Multi-Scale Approach for Multi-Phase Flow in Porous Media Using Stochastic Particles
Author:Patrick Jenny <> (ETH, Zurich)
Manav Tyagi <> (ETH, Zurich)
Hamdi Tchelepi <> (Stanford University)
Evan Lunati <> (ETH, Zurich)
Presenter:Patrick Jenny <> (ETH, Zurich)
Date: 2006-06-18     Track: Special Sessions     Session: Multiscale methods for flow in porous media

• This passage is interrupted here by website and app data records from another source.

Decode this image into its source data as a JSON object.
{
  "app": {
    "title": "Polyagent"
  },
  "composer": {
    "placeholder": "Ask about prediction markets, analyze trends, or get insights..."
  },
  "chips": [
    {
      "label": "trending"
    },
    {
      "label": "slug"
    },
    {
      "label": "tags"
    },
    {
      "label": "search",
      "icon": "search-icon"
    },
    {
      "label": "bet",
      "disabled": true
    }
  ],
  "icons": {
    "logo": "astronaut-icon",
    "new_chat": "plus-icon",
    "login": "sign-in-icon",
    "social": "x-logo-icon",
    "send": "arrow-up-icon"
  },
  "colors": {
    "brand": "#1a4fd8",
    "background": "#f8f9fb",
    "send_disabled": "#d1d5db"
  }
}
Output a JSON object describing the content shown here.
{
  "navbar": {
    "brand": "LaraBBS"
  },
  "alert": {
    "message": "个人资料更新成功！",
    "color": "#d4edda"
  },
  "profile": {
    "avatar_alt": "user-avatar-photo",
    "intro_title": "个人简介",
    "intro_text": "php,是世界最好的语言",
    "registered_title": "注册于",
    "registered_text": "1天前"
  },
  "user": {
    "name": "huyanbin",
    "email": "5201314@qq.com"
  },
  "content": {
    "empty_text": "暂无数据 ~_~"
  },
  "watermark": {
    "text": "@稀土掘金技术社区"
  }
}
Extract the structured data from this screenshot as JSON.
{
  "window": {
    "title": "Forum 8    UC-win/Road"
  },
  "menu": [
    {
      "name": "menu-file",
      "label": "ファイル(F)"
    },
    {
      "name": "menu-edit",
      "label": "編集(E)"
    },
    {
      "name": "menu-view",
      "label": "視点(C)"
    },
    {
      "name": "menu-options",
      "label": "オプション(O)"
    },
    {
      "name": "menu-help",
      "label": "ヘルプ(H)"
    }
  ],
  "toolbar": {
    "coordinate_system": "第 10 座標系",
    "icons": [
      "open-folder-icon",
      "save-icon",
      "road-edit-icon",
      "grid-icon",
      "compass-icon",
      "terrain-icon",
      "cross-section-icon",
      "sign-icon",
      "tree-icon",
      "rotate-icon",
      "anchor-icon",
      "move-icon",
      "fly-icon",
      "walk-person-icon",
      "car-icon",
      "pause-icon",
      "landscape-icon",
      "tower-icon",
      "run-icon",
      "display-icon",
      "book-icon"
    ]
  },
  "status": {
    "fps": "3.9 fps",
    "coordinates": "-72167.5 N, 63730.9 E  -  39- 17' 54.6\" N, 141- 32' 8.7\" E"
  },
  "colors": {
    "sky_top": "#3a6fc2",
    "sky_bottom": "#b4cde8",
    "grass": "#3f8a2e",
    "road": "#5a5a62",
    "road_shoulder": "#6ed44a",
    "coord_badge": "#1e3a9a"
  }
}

Particle methods have been investigated extensively for single-phase tracer transport in porous media. However, these conventional particle methods are unable to describe the correct non-linear macroscopic flux observed in immiscible multi- phase flow. Here we present an alternative particle approach. The methodology is based on transporting the particles according to statistical rules consistent with the small-scale physics in pores and throats. The input to the model describing the fluid particle dynamics includes the distribution functions of velocity and capillary pressure gradient in the throats. Moreover, the multi-point statistics of the particles in the pore network are characterized by correlation time and length scales. As a result, the macroscopic transport equations are non local. We demonstrate that in the limiting case of zero correlation time and length scales, these macroscopic equations derived from the microscopic model reduce to the standard fractional flow Darcy scale equations. We show that for more general cases, additional terms and macroscopic closure models are required. There are no inherent limitations in the methodology, provided the required Lagrangian statistics are available from experiments or pore network simulations. While this particle method may not be perfectly suited for practical macroscopic simulations directly, its main advantage is in providing a consistent link between small and large scales. Such a consistent multi-scale multi-physics framework allows for more insight into multi-phase physics; moreover it can also serve to better interpret the effective coefficients and to derive modified macroscopic models.